Given entries:
- Opening Delimiter -

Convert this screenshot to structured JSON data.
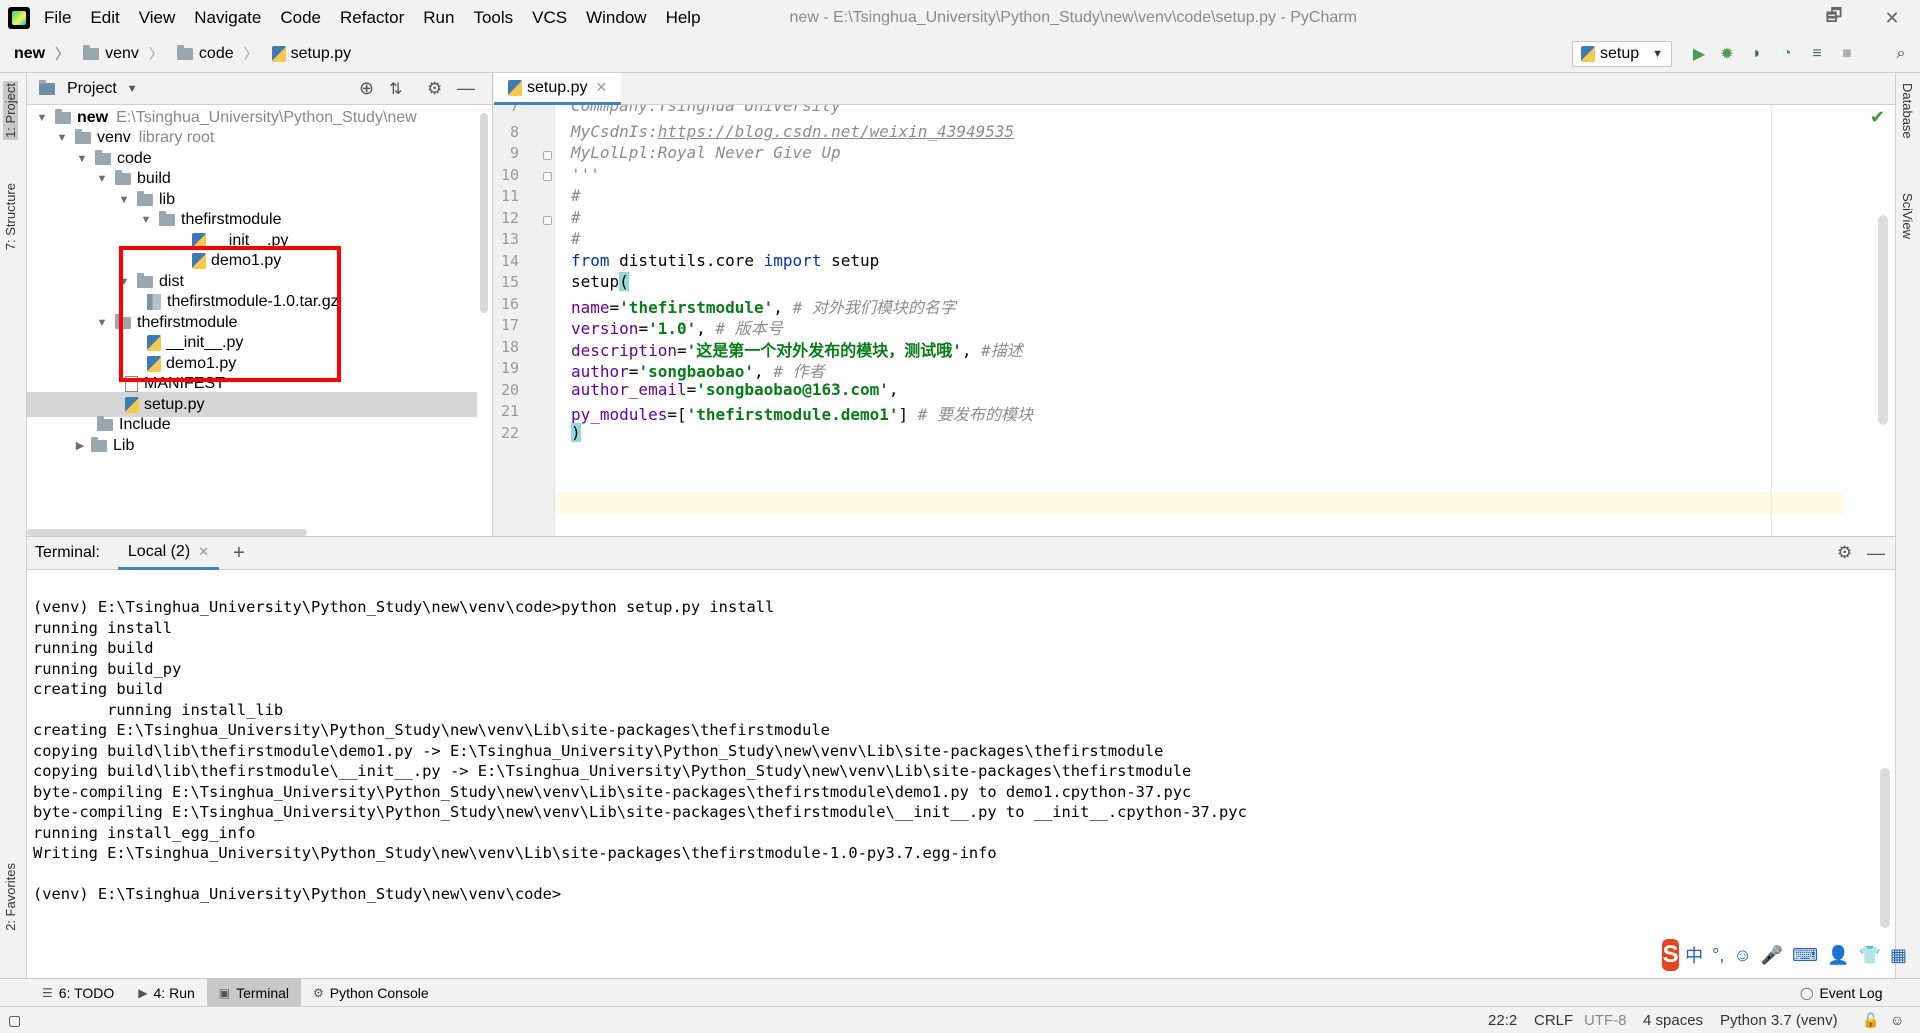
{
  "window": {
    "title": "new - E:\\Tsinghua_University\\Python_Study\\new\\venv\\code\\setup.py - PyCharm",
    "minimize": "🗕",
    "restore": "🗗",
    "close": "✕"
  },
  "menu": [
    "File",
    "Edit",
    "View",
    "Navigate",
    "Code",
    "Refactor",
    "Run",
    "Tools",
    "VCS",
    "Window",
    "Help"
  ],
  "breadcrumb": [
    "new",
    "venv",
    "code",
    "setup.py"
  ],
  "run_config": {
    "label": "setup"
  },
  "left_strip": {
    "project": "1: Project",
    "structure": "7: Structure",
    "favorites": "2: Favorites"
  },
  "right_strip": {
    "database": "Database",
    "sciview": "SciView"
  },
  "project_panel": {
    "title": "Project",
    "tree": [
      {
        "label": "new",
        "hint": "E:\\Tsinghua_University\\Python_Study\\new",
        "bold": true
      },
      {
        "label": "venv",
        "hint": "library root"
      },
      {
        "label": "code"
      },
      {
        "label": "build"
      },
      {
        "label": "lib"
      },
      {
        "label": "thefirstmodule"
      },
      {
        "label": "__init__.py"
      },
      {
        "label": "demo1.py"
      },
      {
        "label": "dist"
      },
      {
        "label": "thefirstmodule-1.0.tar.gz"
      },
      {
        "label": "thefirstmodule"
      },
      {
        "label": "__init__.py"
      },
      {
        "label": "demo1.py"
      },
      {
        "label": "MANIFEST"
      },
      {
        "label": "setup.py",
        "selected": true
      },
      {
        "label": "Include"
      },
      {
        "label": "Lib"
      }
    ]
  },
  "editor": {
    "tab": "setup.py",
    "line_numbers": [
      "7",
      "8",
      "9",
      "10",
      "11",
      "12",
      "13",
      "14",
      "15",
      "16",
      "17",
      "18",
      "19",
      "20",
      "21",
      "22"
    ],
    "code": {
      "l7": "Commpany:Tsinghua University",
      "l8_prefix": "MyCsdnIs:",
      "l8_link": "https://blog.csdn.net/weixin_43949535",
      "l9": "MyLolLpl:Royal Never Give Up",
      "l10": "'''",
      "l11": "#",
      "l12": "#",
      "l13": "#",
      "l14_from": "from",
      "l14_mod": " distutils.core ",
      "l14_import": "import",
      "l14_name": " setup",
      "l15_call": "setup",
      "l15_paren": "(",
      "l16_param": "name",
      "l16_eq": "=",
      "l16_val": "'thefirstmodule'",
      "l16_sep": ", ",
      "l16_cmt": "# 对外我们模块的名字",
      "l17_param": "version",
      "l17_eq": "=",
      "l17_val": "'1.0'",
      "l17_sep": ", ",
      "l17_cmt": "# 版本号",
      "l18_param": "description",
      "l18_eq": "=",
      "l18_val": "'这是第一个对外发布的模块，测试哦'",
      "l18_sep": ", ",
      "l18_cmt": "#描述",
      "l19_param": "author",
      "l19_eq": "=",
      "l19_val": "'songbaobao'",
      "l19_sep": ", ",
      "l19_cmt": "# 作者",
      "l20_param": "author_email",
      "l20_eq": "=",
      "l20_val": "'songbaobao@163.com'",
      "l20_sep": ",",
      "l21_param": "py_modules",
      "l21_eq": "=[",
      "l21_val": "'thefirstmodule.demo1'",
      "l21_close": "] ",
      "l21_cmt": "# 要发布的模块",
      "l22": ")"
    }
  },
  "terminal": {
    "label": "Terminal:",
    "tab": "Local (2)",
    "add": "+",
    "lines": [
      "(venv) E:\\Tsinghua_University\\Python_Study\\new\\venv\\code>python setup.py install",
      "running install",
      "running build",
      "running build_py",
      "creating build",
      "        running install_lib",
      "creating E:\\Tsinghua_University\\Python_Study\\new\\venv\\Lib\\site-packages\\thefirstmodule",
      "copying build\\lib\\thefirstmodule\\demo1.py -> E:\\Tsinghua_University\\Python_Study\\new\\venv\\Lib\\site-packages\\thefirstmodule",
      "copying build\\lib\\thefirstmodule\\__init__.py -> E:\\Tsinghua_University\\Python_Study\\new\\venv\\Lib\\site-packages\\thefirstmodule",
      "byte-compiling E:\\Tsinghua_University\\Python_Study\\new\\venv\\Lib\\site-packages\\thefirstmodule\\demo1.py to demo1.cpython-37.pyc",
      "byte-compiling E:\\Tsinghua_University\\Python_Study\\new\\venv\\Lib\\site-packages\\thefirstmodule\\__init__.py to __init__.cpython-37.pyc",
      "running install_egg_info",
      "Writing E:\\Tsinghua_University\\Python_Study\\new\\venv\\Lib\\site-packages\\thefirstmodule-1.0-py3.7.egg-info",
      "",
      "(venv) E:\\Tsinghua_University\\Python_Study\\new\\venv\\code>"
    ]
  },
  "ime": {
    "logo": "S",
    "items": [
      "中",
      "°,",
      "☺",
      "🎤",
      "⌨",
      "👤",
      "👕",
      "▦"
    ]
  },
  "bottom_tabs": [
    {
      "label": "6: TODO",
      "icon": "☰"
    },
    {
      "label": "4: Run",
      "icon": "▶"
    },
    {
      "label": "Terminal",
      "icon": "▣"
    },
    {
      "label": "Python Console",
      "icon": "⚙"
    }
  ],
  "event_log": "Event Log",
  "status": {
    "position": "22:2",
    "line_sep": "CRLF",
    "encoding": "UTF-8",
    "indent": "4 spaces",
    "interpreter": "Python 3.7 (venv)"
  }
}
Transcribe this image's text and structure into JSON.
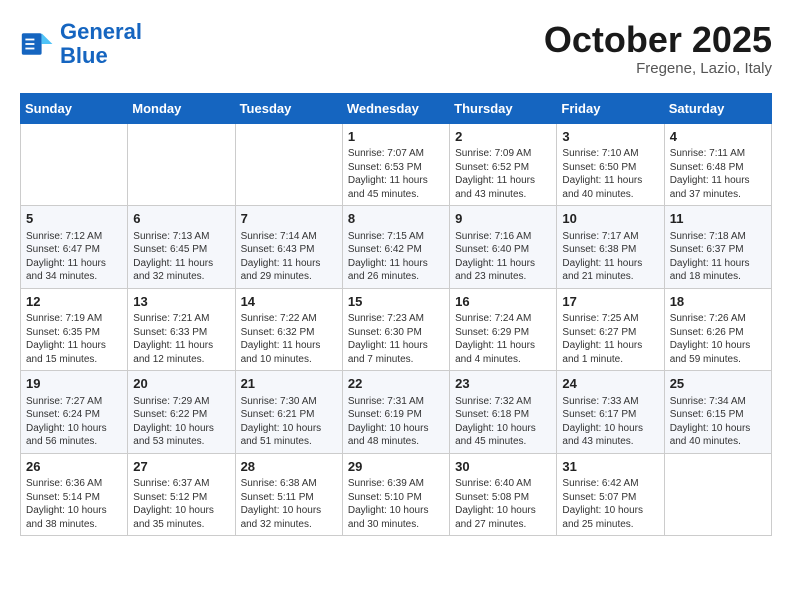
{
  "header": {
    "logo_line1": "General",
    "logo_line2": "Blue",
    "month_title": "October 2025",
    "location": "Fregene, Lazio, Italy"
  },
  "days_of_week": [
    "Sunday",
    "Monday",
    "Tuesday",
    "Wednesday",
    "Thursday",
    "Friday",
    "Saturday"
  ],
  "weeks": [
    [
      {
        "day": "",
        "info": ""
      },
      {
        "day": "",
        "info": ""
      },
      {
        "day": "",
        "info": ""
      },
      {
        "day": "1",
        "info": "Sunrise: 7:07 AM\nSunset: 6:53 PM\nDaylight: 11 hours and 45 minutes."
      },
      {
        "day": "2",
        "info": "Sunrise: 7:09 AM\nSunset: 6:52 PM\nDaylight: 11 hours and 43 minutes."
      },
      {
        "day": "3",
        "info": "Sunrise: 7:10 AM\nSunset: 6:50 PM\nDaylight: 11 hours and 40 minutes."
      },
      {
        "day": "4",
        "info": "Sunrise: 7:11 AM\nSunset: 6:48 PM\nDaylight: 11 hours and 37 minutes."
      }
    ],
    [
      {
        "day": "5",
        "info": "Sunrise: 7:12 AM\nSunset: 6:47 PM\nDaylight: 11 hours and 34 minutes."
      },
      {
        "day": "6",
        "info": "Sunrise: 7:13 AM\nSunset: 6:45 PM\nDaylight: 11 hours and 32 minutes."
      },
      {
        "day": "7",
        "info": "Sunrise: 7:14 AM\nSunset: 6:43 PM\nDaylight: 11 hours and 29 minutes."
      },
      {
        "day": "8",
        "info": "Sunrise: 7:15 AM\nSunset: 6:42 PM\nDaylight: 11 hours and 26 minutes."
      },
      {
        "day": "9",
        "info": "Sunrise: 7:16 AM\nSunset: 6:40 PM\nDaylight: 11 hours and 23 minutes."
      },
      {
        "day": "10",
        "info": "Sunrise: 7:17 AM\nSunset: 6:38 PM\nDaylight: 11 hours and 21 minutes."
      },
      {
        "day": "11",
        "info": "Sunrise: 7:18 AM\nSunset: 6:37 PM\nDaylight: 11 hours and 18 minutes."
      }
    ],
    [
      {
        "day": "12",
        "info": "Sunrise: 7:19 AM\nSunset: 6:35 PM\nDaylight: 11 hours and 15 minutes."
      },
      {
        "day": "13",
        "info": "Sunrise: 7:21 AM\nSunset: 6:33 PM\nDaylight: 11 hours and 12 minutes."
      },
      {
        "day": "14",
        "info": "Sunrise: 7:22 AM\nSunset: 6:32 PM\nDaylight: 11 hours and 10 minutes."
      },
      {
        "day": "15",
        "info": "Sunrise: 7:23 AM\nSunset: 6:30 PM\nDaylight: 11 hours and 7 minutes."
      },
      {
        "day": "16",
        "info": "Sunrise: 7:24 AM\nSunset: 6:29 PM\nDaylight: 11 hours and 4 minutes."
      },
      {
        "day": "17",
        "info": "Sunrise: 7:25 AM\nSunset: 6:27 PM\nDaylight: 11 hours and 1 minute."
      },
      {
        "day": "18",
        "info": "Sunrise: 7:26 AM\nSunset: 6:26 PM\nDaylight: 10 hours and 59 minutes."
      }
    ],
    [
      {
        "day": "19",
        "info": "Sunrise: 7:27 AM\nSunset: 6:24 PM\nDaylight: 10 hours and 56 minutes."
      },
      {
        "day": "20",
        "info": "Sunrise: 7:29 AM\nSunset: 6:22 PM\nDaylight: 10 hours and 53 minutes."
      },
      {
        "day": "21",
        "info": "Sunrise: 7:30 AM\nSunset: 6:21 PM\nDaylight: 10 hours and 51 minutes."
      },
      {
        "day": "22",
        "info": "Sunrise: 7:31 AM\nSunset: 6:19 PM\nDaylight: 10 hours and 48 minutes."
      },
      {
        "day": "23",
        "info": "Sunrise: 7:32 AM\nSunset: 6:18 PM\nDaylight: 10 hours and 45 minutes."
      },
      {
        "day": "24",
        "info": "Sunrise: 7:33 AM\nSunset: 6:17 PM\nDaylight: 10 hours and 43 minutes."
      },
      {
        "day": "25",
        "info": "Sunrise: 7:34 AM\nSunset: 6:15 PM\nDaylight: 10 hours and 40 minutes."
      }
    ],
    [
      {
        "day": "26",
        "info": "Sunrise: 6:36 AM\nSunset: 5:14 PM\nDaylight: 10 hours and 38 minutes."
      },
      {
        "day": "27",
        "info": "Sunrise: 6:37 AM\nSunset: 5:12 PM\nDaylight: 10 hours and 35 minutes."
      },
      {
        "day": "28",
        "info": "Sunrise: 6:38 AM\nSunset: 5:11 PM\nDaylight: 10 hours and 32 minutes."
      },
      {
        "day": "29",
        "info": "Sunrise: 6:39 AM\nSunset: 5:10 PM\nDaylight: 10 hours and 30 minutes."
      },
      {
        "day": "30",
        "info": "Sunrise: 6:40 AM\nSunset: 5:08 PM\nDaylight: 10 hours and 27 minutes."
      },
      {
        "day": "31",
        "info": "Sunrise: 6:42 AM\nSunset: 5:07 PM\nDaylight: 10 hours and 25 minutes."
      },
      {
        "day": "",
        "info": ""
      }
    ]
  ]
}
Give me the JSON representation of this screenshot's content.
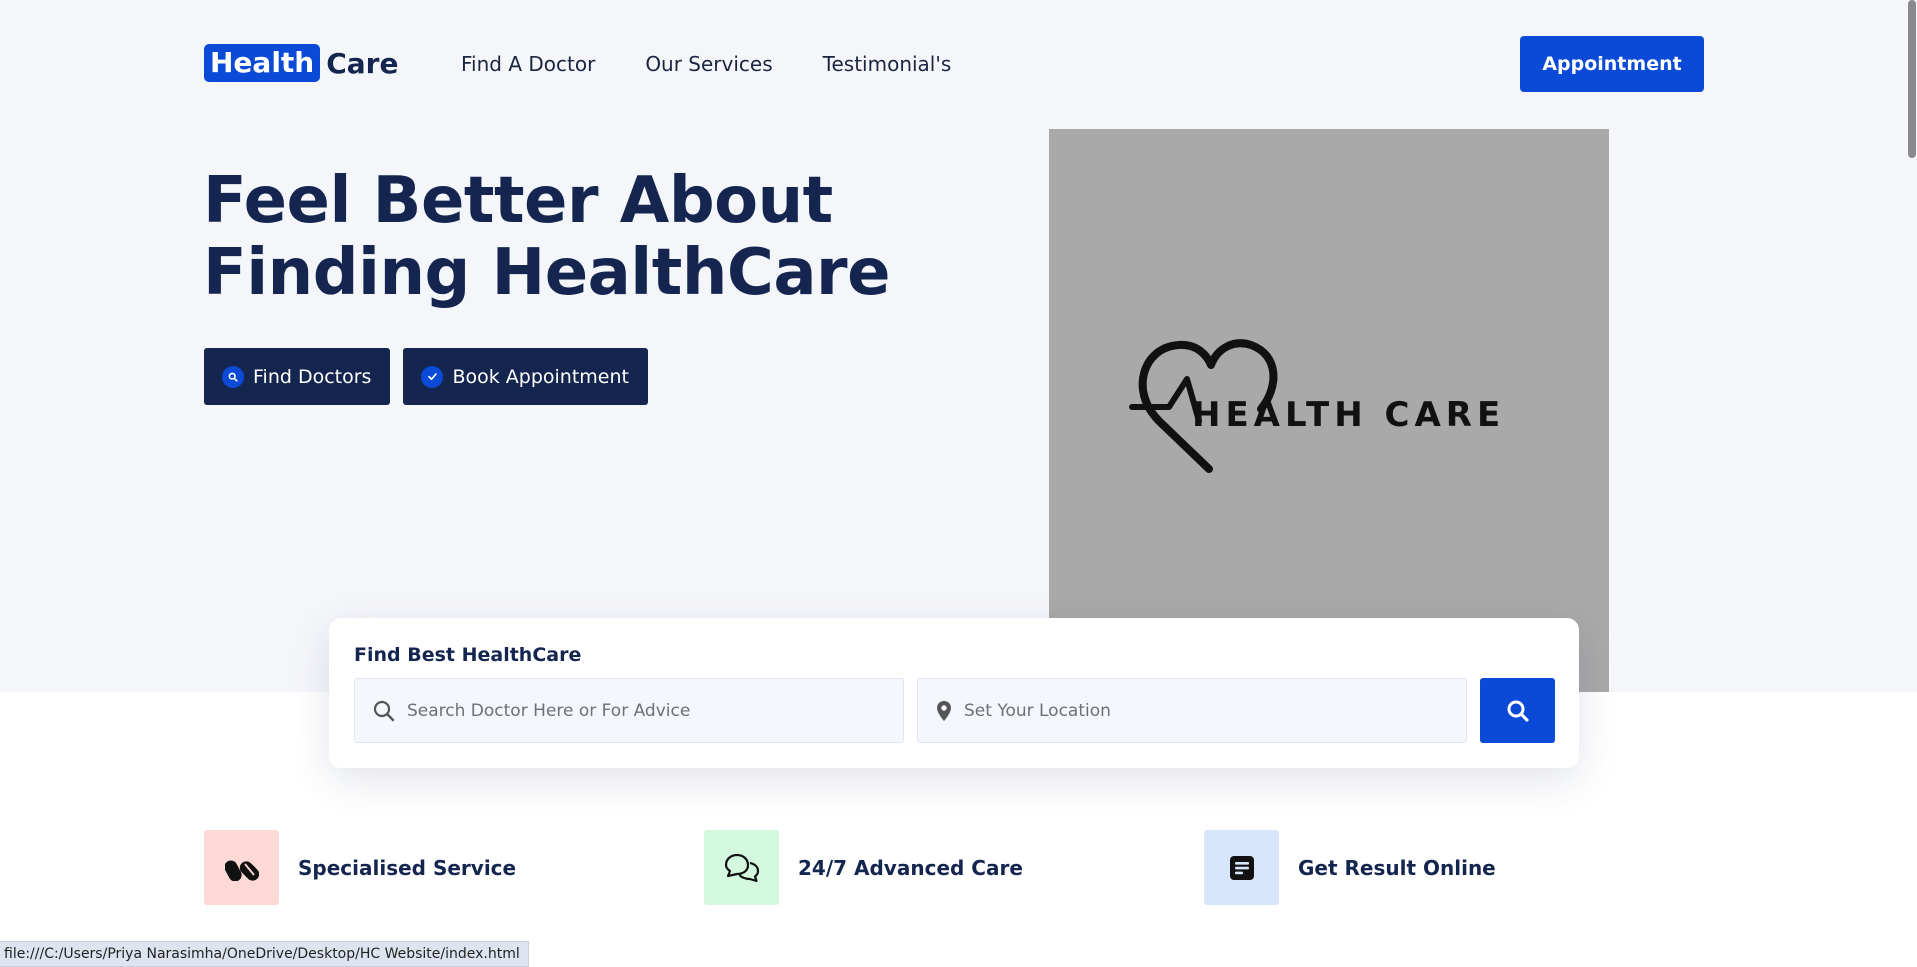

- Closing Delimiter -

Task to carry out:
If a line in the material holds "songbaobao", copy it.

Exercise solution:
      "l19_val": "'songbaobao'",
      "l20_val": "'songbaobao@163.com'",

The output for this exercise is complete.